For many, the horrors of the Balkan civil wars came from their violence. But, what of the relationship of the key players to the power they suddenly acquired and what they did with it?
It would be easy to criticise "the international community" for its failings in trying to halt the bloodshed, as former Yugoslavia fell so violently apart. The United Nations, NATO, the European Union, all of these powerful, membership organisations failed (sometimes at the same time) to intervene in meaningful ways to halt the conflict.
Thus, 1992 saw the United Nations Vance Plan and the UN sanctions imposed on FYI Yugoslavia, then in 1994 the US arbitrated peace treaty between Bosniaks and Croats failed to stop the violence, as did 1995’s UN (indeed, NATO’s) actions to halt the Srebrenica massacre. In the same year, NATO airstrikes on Bosnian Serb artillery were largely ineffectual (though the Dayton Agreement had rather more success in curtailing the bloodshed), while 1999’s NATO military campaign in Kosovo, Operation Allied Force and the UN’s taking over control of Kosovo had more if mixed results.

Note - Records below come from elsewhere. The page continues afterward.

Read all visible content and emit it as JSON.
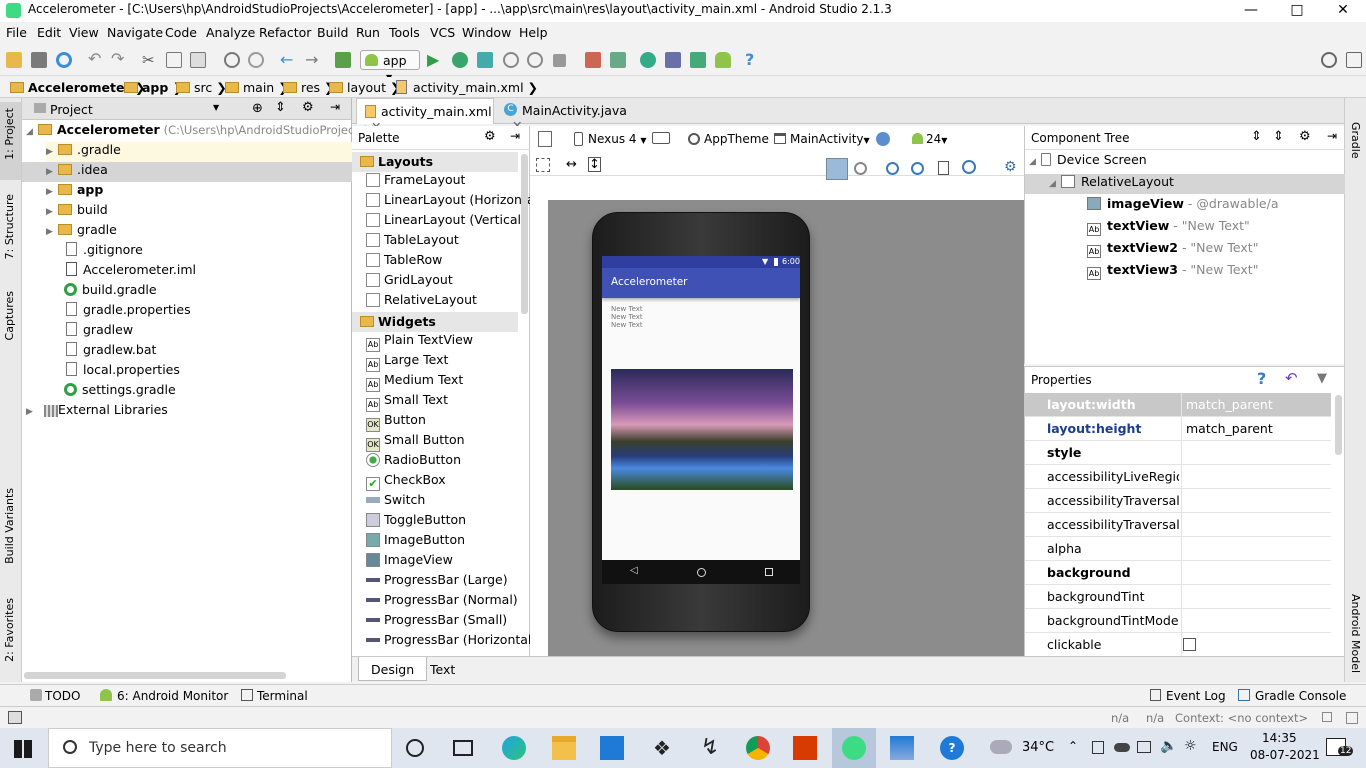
{
  "window": {
    "title": "Accelerometer - [C:\\Users\\hp\\AndroidStudioProjects\\Accelerometer] - [app] - ...\\app\\src\\main\\res\\layout\\activity_main.xml - Android Studio 2.1.3"
  },
  "menu": [
    "File",
    "Edit",
    "View",
    "Navigate",
    "Code",
    "Analyze",
    "Refactor",
    "Build",
    "Run",
    "Tools",
    "VCS",
    "Window",
    "Help"
  ],
  "toolbar": {
    "run_config": "app"
  },
  "breadcrumb": [
    "Accelerometer",
    "app",
    "src",
    "main",
    "res",
    "layout",
    "activity_main.xml"
  ],
  "left_tabs": [
    "1: Project",
    "7: Structure",
    "Captures",
    "Build Variants",
    "2: Favorites"
  ],
  "right_tabs": [
    "Gradle",
    "Android Model"
  ],
  "project": {
    "header": "Project",
    "root": "Accelerometer",
    "root_path": "(C:\\Users\\hp\\AndroidStudioProjects\\A",
    "items": [
      ".gradle",
      ".idea",
      "app",
      "build",
      "gradle",
      ".gitignore",
      "Accelerometer.iml",
      "build.gradle",
      "gradle.properties",
      "gradlew",
      "gradlew.bat",
      "local.properties",
      "settings.gradle"
    ],
    "external": "External Libraries"
  },
  "editor_tabs": [
    "activity_main.xml",
    "MainActivity.java"
  ],
  "palette": {
    "title": "Palette",
    "layouts_label": "Layouts",
    "layouts": [
      "FrameLayout",
      "LinearLayout (Horizontal)",
      "LinearLayout (Vertical)",
      "TableLayout",
      "TableRow",
      "GridLayout",
      "RelativeLayout"
    ],
    "widgets_label": "Widgets",
    "widgets": [
      "Plain TextView",
      "Large Text",
      "Medium Text",
      "Small Text",
      "Button",
      "Small Button",
      "RadioButton",
      "CheckBox",
      "Switch",
      "ToggleButton",
      "ImageButton",
      "ImageView",
      "ProgressBar (Large)",
      "ProgressBar (Normal)",
      "ProgressBar (Small)",
      "ProgressBar (Horizontal)"
    ]
  },
  "design_toolbar": {
    "device": "Nexus 4",
    "theme": "AppTheme",
    "activity": "MainActivity",
    "api": "24"
  },
  "phone": {
    "status_time": "6:00",
    "app_title": "Accelerometer",
    "texts": [
      "New Text",
      "New Text",
      "New Text"
    ]
  },
  "component_tree": {
    "title": "Component Tree",
    "root": "Device Screen",
    "layout": "RelativeLayout",
    "children": [
      {
        "name": "imageView",
        "detail": "- @drawable/a"
      },
      {
        "name": "textView",
        "detail": "- \"New Text\""
      },
      {
        "name": "textView2",
        "detail": "- \"New Text\""
      },
      {
        "name": "textView3",
        "detail": "- \"New Text\""
      }
    ]
  },
  "properties": {
    "title": "Properties",
    "rows": [
      {
        "name": "layout:width",
        "value": "match_parent"
      },
      {
        "name": "layout:height",
        "value": "match_parent"
      },
      {
        "name": "style",
        "value": ""
      },
      {
        "name": "accessibilityLiveRegion",
        "value": ""
      },
      {
        "name": "accessibilityTraversalAfte",
        "value": ""
      },
      {
        "name": "accessibilityTraversalBefc",
        "value": ""
      },
      {
        "name": "alpha",
        "value": ""
      },
      {
        "name": "background",
        "value": ""
      },
      {
        "name": "backgroundTint",
        "value": ""
      },
      {
        "name": "backgroundTintMode",
        "value": ""
      },
      {
        "name": "clickable",
        "value": ""
      }
    ]
  },
  "bottom_tabs": [
    "Design",
    "Text"
  ],
  "tool_windows": {
    "todo": "TODO",
    "monitor": "6: Android Monitor",
    "terminal": "Terminal",
    "event_log": "Event Log",
    "gradle_console": "Gradle Console"
  },
  "status": {
    "na1": "n/a",
    "na2": "n/a",
    "context": "Context: <no context>"
  },
  "taskbar": {
    "search_placeholder": "Type here to search",
    "temp": "34°C",
    "lang": "ENG",
    "time": "14:35",
    "date": "08-07-2021",
    "notifications": "12"
  }
}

It can also be argued that it was only the (perhaps initially hesitant) action taken by US president Bill Clinton that finally brought the bloodletting to an end, in 1999, with the [NATO implemented] bombing of Belgrade and who earlier, with the signing of the Daytona Agreement, which played the critical role in the ending of the war in Bosnia Herzegovina.

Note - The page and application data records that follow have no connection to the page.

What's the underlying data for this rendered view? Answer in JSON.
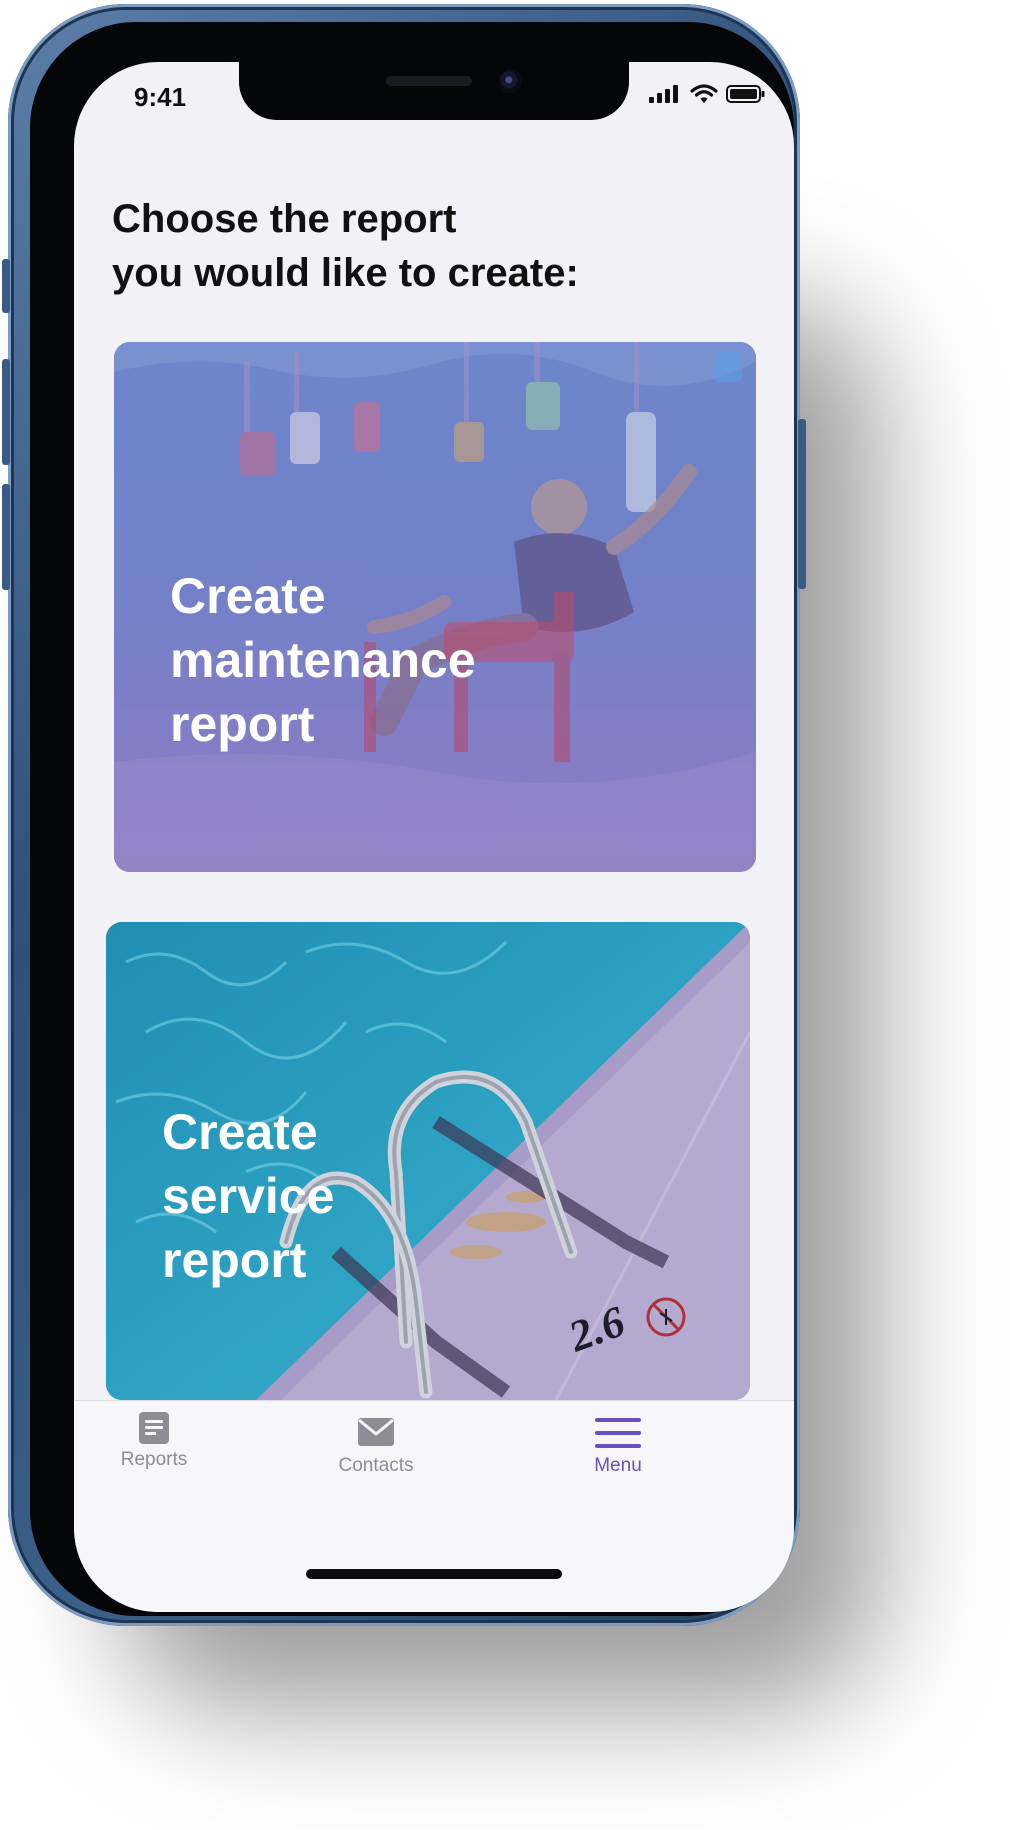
{
  "status_bar": {
    "time": "9:41"
  },
  "page": {
    "title_line1": "Choose the report",
    "title_line2": "you would like to create:"
  },
  "cards": [
    {
      "label_line1": "Create",
      "label_line2": "maintenance",
      "label_line3": "report"
    },
    {
      "label_line1": "Create",
      "label_line2": "service",
      "label_line3": "report"
    }
  ],
  "pool_signage": {
    "depth_text": "2.6",
    "no_diving_text": "NO DIVING"
  },
  "tab_bar": {
    "tabs": [
      {
        "label": "Reports",
        "icon": "document-icon",
        "active": false
      },
      {
        "label": "Contacts",
        "icon": "envelope-icon",
        "active": false
      },
      {
        "label": "Menu",
        "icon": "hamburger-menu-icon",
        "active": true
      }
    ]
  },
  "colors": {
    "accent": "#6a4fc0",
    "inactive_tab": "#8d8d93",
    "maintenance_overlay": "#7b84c9",
    "service_water": "#2d9dbd"
  }
}
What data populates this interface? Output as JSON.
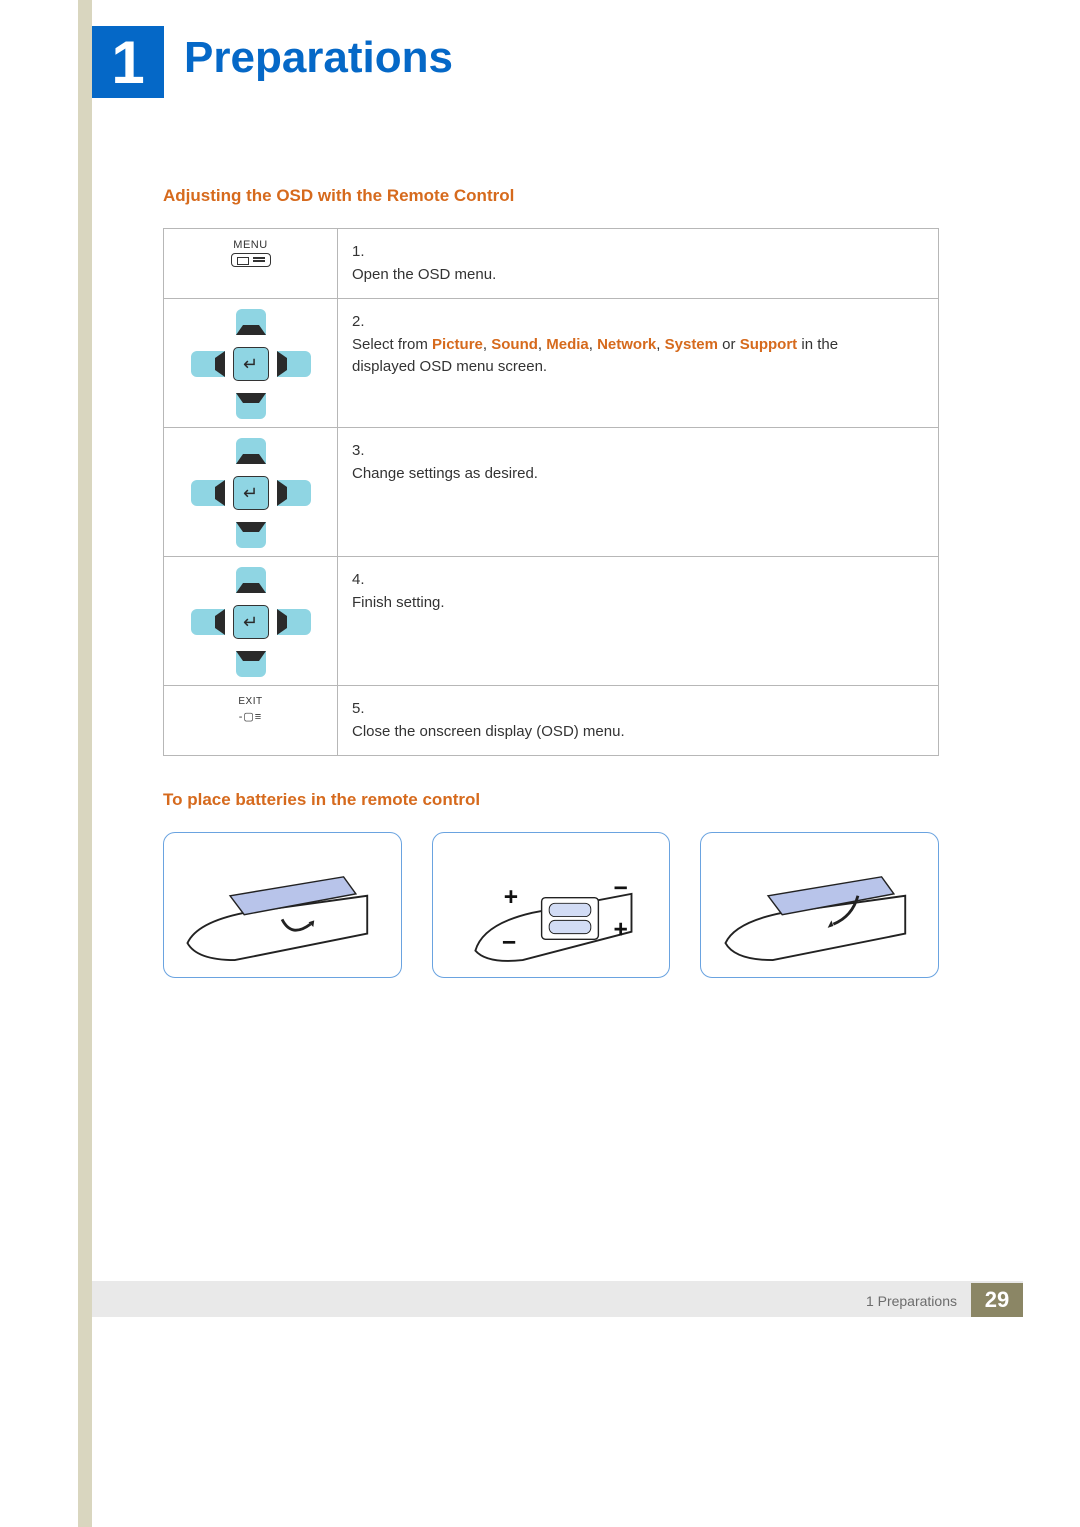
{
  "chapter": {
    "number": "1",
    "title": "Preparations"
  },
  "section1_title": "Adjusting the OSD with the Remote Control",
  "steps": [
    {
      "num": "1.",
      "text_plain": "Open the OSD menu."
    },
    {
      "num": "2.",
      "text_prefix": "Select from ",
      "options": [
        "Picture",
        "Sound",
        "Media",
        "Network",
        "System",
        "Support"
      ],
      "joiner": ", ",
      "last_joiner": " or ",
      "text_suffix": " in the displayed OSD menu screen."
    },
    {
      "num": "3.",
      "text_plain": "Change settings as desired."
    },
    {
      "num": "4.",
      "text_plain": "Finish setting."
    },
    {
      "num": "5.",
      "text_plain": "Close the onscreen display (OSD) menu."
    }
  ],
  "icons": {
    "menu_label": "MENU",
    "exit_label": "EXIT",
    "enter_symbol": "↵"
  },
  "section2_title": "To place batteries in the remote control",
  "battery_symbols": {
    "plus": "+",
    "minus": "−"
  },
  "footer": {
    "label": "1 Preparations",
    "page": "29"
  }
}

But, is such a reading of history either accurate or, perhaps, more importantly, fair on those political players, as above, who did attempt to intervene, but who ultimately failed to stop the fighting in former Yugoslavia, or, is it the case that the violence could only have been stopped once the forces of history were spent and the violent unfreezing of the country following the break-up of communist-dominated Eastern Europe had run its course?
There can be little doubt that the speed and ferociousness of the violence that erupted in Slovenia in 1991 shocked all those looking on, who wanted the fighting to come to an end. The battles over Dubrovnik, Karlovac and Osijek, followed by the struggle over Mostar and the siege of Sarajevo, revealed the inability of western diplomacy and collective military intervention, principled as both were on the lessons learned from 50 years of Cold War. But what is also the case, is that personalities matter in politics, then and now and as they did at the closing stages of the Balkan wars and at their beginning. For, without the determination of Slobodan Milošević to shape the unfolding events of the early 1990s, war would not have followed war in former Yugoslavia.

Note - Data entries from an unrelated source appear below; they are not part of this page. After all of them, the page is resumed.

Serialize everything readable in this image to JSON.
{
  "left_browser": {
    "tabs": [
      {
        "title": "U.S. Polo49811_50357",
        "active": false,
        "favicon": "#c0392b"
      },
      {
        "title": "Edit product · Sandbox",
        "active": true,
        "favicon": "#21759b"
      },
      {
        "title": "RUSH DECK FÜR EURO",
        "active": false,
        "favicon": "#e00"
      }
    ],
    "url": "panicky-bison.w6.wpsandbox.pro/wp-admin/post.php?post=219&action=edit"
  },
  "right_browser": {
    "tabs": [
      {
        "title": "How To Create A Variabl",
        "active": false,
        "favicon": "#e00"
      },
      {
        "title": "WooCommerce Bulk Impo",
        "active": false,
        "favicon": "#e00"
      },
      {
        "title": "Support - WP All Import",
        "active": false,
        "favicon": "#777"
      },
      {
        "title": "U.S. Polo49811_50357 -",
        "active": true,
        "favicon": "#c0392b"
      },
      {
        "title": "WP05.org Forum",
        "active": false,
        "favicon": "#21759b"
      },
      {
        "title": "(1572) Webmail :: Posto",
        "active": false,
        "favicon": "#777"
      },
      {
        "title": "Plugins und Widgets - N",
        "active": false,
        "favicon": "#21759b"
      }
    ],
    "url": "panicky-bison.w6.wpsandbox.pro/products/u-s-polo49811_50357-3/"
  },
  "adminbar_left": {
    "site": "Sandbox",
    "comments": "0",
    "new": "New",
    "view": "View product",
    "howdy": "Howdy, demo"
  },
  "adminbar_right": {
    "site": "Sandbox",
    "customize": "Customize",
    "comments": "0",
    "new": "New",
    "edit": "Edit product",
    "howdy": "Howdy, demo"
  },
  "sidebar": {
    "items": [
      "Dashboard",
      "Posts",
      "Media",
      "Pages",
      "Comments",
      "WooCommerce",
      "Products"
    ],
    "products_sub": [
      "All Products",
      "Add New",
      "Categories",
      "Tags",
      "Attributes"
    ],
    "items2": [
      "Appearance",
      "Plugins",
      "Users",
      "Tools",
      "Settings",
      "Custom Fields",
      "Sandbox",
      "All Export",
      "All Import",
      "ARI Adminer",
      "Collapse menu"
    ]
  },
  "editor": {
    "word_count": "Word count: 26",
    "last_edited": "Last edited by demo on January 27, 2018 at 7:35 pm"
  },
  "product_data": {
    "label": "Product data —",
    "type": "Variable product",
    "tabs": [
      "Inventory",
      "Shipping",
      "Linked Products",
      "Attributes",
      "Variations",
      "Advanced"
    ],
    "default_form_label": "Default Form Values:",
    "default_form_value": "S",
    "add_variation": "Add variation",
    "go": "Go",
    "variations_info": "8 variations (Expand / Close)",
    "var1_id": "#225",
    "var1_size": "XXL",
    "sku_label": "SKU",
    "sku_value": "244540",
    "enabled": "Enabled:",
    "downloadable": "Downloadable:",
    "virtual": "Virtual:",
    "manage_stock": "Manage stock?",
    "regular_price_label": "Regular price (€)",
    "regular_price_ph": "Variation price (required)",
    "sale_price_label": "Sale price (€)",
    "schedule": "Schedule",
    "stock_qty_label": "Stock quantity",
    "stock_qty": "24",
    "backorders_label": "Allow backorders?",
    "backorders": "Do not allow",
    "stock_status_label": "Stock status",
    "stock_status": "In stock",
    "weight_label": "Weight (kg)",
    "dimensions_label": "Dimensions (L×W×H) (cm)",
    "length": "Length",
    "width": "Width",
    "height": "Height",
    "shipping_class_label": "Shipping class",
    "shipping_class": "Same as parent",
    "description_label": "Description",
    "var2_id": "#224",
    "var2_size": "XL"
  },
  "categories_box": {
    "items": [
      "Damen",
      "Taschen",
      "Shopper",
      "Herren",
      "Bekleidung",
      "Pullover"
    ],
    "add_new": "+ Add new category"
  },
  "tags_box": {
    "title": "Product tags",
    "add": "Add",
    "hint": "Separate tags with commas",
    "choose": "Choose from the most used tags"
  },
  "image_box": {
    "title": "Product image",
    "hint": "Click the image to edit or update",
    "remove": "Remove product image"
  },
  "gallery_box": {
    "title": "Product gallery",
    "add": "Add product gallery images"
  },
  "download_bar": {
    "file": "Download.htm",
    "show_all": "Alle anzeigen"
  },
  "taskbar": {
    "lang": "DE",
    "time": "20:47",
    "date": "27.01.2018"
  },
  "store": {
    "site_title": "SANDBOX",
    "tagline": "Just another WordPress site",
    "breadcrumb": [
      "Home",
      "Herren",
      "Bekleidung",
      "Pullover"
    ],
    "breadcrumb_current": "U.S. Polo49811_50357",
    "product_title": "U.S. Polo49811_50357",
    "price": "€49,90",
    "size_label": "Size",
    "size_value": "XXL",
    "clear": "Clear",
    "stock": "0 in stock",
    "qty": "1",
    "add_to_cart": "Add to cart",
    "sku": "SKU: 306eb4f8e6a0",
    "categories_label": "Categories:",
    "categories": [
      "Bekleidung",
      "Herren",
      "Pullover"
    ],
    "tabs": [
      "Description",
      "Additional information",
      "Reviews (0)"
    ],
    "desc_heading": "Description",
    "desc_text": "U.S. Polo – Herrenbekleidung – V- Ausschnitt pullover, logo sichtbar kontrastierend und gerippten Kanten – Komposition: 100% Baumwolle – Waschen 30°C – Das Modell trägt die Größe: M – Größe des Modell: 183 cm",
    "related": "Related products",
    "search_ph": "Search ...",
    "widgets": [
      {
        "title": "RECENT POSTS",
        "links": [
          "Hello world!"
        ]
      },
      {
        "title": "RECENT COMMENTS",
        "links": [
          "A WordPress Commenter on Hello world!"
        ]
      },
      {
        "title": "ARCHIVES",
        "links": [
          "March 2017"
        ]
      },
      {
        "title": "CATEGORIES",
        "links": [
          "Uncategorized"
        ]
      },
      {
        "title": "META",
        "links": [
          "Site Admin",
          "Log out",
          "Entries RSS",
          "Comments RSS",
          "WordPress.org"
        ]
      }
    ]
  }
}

Individuals (and their followers) matter in shaping events, as much as markets and market forces.
Francis Fukuyama would talk in his book The End of History and the Last Man in 1992 of the end of history and, almost by association, the end of major political power players as they are brought to heel by the all-conquering forced of free-market capitalism and western liberalism.
About which he would be proved wrong in the furnace of former Yugoslavia.
Players matter in politics. As they do in war(s).